Lines from the material below that hold the string "drawable" are what is needed; copy each of them.

═══

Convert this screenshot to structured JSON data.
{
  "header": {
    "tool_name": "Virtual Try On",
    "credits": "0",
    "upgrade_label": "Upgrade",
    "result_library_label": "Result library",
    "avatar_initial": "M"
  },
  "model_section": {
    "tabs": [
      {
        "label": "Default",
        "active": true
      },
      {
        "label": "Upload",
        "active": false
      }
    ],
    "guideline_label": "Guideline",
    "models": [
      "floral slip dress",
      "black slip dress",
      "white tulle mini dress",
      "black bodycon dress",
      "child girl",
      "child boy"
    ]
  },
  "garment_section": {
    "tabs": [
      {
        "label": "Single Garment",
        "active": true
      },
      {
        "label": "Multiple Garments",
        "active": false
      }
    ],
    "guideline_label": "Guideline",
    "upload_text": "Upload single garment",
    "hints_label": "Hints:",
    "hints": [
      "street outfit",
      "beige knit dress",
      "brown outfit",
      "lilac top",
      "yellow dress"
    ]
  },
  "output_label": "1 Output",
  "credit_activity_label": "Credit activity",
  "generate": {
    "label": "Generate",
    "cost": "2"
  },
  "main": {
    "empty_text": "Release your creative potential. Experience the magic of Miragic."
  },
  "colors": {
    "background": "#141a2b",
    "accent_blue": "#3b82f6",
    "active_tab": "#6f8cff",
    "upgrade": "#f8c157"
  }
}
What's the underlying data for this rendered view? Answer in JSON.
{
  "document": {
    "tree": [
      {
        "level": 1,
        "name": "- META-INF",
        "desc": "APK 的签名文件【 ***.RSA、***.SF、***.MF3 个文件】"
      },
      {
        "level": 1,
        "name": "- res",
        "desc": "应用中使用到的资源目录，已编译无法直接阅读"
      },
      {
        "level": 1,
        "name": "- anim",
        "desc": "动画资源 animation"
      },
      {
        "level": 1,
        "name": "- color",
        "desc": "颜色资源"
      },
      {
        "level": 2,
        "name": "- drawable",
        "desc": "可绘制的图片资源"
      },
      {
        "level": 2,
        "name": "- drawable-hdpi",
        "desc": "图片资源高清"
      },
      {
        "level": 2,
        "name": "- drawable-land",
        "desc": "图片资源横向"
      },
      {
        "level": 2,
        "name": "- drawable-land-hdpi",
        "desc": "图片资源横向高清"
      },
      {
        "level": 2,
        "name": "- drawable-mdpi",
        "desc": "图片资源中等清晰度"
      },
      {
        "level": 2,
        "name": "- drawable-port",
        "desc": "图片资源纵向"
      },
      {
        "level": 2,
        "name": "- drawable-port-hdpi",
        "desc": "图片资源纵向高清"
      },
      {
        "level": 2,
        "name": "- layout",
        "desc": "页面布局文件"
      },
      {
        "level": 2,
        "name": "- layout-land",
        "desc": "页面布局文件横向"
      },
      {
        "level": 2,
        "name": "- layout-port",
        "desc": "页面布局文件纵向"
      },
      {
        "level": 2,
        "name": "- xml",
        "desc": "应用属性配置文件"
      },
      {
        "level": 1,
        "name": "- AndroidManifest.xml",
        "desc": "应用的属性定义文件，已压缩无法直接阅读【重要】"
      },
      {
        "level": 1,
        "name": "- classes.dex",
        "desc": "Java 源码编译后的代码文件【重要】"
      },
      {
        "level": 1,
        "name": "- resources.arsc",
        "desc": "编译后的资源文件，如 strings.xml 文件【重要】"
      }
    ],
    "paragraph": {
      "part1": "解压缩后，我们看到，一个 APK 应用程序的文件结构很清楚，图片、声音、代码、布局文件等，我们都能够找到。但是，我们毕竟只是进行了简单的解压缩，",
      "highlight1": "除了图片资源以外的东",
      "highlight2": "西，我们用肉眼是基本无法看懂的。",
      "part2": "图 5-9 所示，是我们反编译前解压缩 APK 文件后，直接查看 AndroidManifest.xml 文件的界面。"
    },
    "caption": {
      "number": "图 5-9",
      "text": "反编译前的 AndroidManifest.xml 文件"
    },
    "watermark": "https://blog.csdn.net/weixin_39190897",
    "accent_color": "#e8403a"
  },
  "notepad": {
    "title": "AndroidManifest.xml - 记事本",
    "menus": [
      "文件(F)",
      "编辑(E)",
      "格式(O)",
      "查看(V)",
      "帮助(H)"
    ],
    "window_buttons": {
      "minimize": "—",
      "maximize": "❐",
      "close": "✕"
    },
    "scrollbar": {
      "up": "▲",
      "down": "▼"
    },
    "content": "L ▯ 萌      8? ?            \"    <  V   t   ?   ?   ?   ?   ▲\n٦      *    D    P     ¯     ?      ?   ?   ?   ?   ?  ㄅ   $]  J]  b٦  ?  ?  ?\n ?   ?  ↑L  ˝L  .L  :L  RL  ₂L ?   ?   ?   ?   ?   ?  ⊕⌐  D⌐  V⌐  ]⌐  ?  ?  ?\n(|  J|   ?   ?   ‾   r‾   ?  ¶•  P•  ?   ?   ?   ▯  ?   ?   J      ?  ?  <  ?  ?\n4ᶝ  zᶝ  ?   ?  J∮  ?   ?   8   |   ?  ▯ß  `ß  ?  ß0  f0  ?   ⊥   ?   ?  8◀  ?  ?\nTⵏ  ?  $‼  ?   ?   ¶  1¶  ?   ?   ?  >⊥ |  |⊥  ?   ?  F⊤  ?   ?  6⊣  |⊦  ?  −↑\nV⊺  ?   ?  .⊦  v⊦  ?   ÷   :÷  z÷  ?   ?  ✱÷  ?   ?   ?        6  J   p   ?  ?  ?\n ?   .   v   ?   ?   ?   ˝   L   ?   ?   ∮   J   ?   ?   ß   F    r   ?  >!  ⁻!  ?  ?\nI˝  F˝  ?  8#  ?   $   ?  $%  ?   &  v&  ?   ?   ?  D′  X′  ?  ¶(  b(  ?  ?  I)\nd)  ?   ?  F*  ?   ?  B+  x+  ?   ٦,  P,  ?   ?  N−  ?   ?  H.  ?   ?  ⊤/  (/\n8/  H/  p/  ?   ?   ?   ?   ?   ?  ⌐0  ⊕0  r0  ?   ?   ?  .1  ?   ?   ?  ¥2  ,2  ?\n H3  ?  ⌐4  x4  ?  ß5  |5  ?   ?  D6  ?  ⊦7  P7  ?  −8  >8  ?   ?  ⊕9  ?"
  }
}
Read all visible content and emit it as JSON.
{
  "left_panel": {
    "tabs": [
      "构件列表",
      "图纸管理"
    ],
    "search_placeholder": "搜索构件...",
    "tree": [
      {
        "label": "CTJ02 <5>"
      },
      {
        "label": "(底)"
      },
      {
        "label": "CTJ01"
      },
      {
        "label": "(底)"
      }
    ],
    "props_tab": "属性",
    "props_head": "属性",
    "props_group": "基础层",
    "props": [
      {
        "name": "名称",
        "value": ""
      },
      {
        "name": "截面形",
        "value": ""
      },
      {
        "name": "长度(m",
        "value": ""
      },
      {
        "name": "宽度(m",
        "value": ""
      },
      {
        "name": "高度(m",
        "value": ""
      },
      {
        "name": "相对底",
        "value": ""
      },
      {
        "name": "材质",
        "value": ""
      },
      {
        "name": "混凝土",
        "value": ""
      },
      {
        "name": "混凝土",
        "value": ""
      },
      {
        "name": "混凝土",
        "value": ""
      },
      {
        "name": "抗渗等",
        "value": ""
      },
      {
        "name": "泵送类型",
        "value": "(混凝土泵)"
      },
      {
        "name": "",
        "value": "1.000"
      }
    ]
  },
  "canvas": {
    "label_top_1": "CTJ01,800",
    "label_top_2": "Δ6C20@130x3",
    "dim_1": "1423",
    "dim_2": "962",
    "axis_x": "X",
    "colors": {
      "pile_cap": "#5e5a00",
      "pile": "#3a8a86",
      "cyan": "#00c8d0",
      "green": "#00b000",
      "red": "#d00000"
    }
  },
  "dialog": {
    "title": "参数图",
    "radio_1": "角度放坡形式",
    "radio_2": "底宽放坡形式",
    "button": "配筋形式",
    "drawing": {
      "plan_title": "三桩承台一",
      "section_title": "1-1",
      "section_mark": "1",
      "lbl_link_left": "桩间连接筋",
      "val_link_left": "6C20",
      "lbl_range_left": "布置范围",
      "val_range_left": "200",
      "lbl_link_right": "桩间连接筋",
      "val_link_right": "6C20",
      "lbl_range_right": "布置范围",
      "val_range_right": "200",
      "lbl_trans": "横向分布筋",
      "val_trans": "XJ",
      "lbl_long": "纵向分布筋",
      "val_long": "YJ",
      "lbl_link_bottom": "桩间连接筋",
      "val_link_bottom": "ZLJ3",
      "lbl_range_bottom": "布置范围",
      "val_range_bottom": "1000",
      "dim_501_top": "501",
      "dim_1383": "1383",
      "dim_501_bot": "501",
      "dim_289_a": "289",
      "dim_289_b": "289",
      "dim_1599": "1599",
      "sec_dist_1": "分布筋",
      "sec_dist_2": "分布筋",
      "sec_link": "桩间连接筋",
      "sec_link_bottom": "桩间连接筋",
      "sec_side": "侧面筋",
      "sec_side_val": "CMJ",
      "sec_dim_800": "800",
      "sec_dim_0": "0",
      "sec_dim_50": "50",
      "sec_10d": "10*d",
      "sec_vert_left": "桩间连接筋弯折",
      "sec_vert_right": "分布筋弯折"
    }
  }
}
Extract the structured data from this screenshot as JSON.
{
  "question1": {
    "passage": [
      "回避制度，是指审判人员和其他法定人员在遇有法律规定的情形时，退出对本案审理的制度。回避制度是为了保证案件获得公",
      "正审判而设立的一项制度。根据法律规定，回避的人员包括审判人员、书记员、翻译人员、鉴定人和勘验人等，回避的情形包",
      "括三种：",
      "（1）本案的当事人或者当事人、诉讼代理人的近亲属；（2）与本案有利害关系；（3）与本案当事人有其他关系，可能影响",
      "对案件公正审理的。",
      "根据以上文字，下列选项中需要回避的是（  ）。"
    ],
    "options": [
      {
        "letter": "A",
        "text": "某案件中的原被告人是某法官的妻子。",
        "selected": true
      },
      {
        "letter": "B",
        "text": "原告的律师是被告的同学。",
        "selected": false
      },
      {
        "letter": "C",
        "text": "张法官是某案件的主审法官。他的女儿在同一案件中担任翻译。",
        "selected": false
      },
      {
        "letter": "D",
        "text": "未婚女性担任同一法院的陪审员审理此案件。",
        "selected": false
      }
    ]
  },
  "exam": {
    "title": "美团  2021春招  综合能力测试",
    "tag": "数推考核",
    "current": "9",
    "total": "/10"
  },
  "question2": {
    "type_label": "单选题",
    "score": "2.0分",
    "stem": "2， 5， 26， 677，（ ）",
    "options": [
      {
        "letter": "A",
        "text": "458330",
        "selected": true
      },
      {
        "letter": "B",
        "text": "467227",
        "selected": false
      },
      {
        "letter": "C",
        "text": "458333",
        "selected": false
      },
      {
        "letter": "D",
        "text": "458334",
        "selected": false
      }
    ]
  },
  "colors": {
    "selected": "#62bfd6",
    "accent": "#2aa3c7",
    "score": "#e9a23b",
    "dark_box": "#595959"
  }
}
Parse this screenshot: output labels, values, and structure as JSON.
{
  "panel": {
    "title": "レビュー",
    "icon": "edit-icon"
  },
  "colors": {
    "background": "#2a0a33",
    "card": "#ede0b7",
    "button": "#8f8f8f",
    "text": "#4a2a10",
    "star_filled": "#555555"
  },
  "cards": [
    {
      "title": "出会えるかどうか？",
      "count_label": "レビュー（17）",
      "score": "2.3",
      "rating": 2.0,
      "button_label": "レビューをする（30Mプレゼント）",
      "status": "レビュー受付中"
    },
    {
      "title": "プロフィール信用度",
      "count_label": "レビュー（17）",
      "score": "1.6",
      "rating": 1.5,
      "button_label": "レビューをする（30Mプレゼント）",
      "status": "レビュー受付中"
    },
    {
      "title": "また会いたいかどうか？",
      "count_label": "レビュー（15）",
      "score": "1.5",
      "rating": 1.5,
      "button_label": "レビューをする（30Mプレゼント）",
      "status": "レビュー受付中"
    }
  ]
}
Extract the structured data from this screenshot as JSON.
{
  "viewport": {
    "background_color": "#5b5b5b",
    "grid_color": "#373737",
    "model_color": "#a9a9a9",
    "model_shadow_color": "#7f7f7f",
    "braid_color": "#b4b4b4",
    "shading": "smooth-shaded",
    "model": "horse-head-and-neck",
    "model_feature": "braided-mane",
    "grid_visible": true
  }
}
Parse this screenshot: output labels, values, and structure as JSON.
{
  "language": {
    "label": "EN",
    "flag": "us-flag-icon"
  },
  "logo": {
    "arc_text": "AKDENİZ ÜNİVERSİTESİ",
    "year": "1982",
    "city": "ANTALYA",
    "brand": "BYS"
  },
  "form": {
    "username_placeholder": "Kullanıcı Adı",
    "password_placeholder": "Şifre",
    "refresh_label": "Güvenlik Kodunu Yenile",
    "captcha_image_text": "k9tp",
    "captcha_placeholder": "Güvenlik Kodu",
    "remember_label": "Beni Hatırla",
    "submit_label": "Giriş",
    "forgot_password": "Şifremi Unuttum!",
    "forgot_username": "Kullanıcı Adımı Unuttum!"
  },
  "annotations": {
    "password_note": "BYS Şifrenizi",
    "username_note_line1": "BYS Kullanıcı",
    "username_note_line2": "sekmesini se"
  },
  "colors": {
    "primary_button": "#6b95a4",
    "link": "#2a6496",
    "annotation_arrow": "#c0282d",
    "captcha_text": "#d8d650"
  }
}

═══

Solution to this problem:
        "name": "- drawable",
        "name": "- drawable-hdpi",
        "name": "- drawable-land",
        "name": "- drawable-land-hdpi",
        "name": "- drawable-mdpi",
        "name": "- drawable-port",
        "name": "- drawable-port-hdpi",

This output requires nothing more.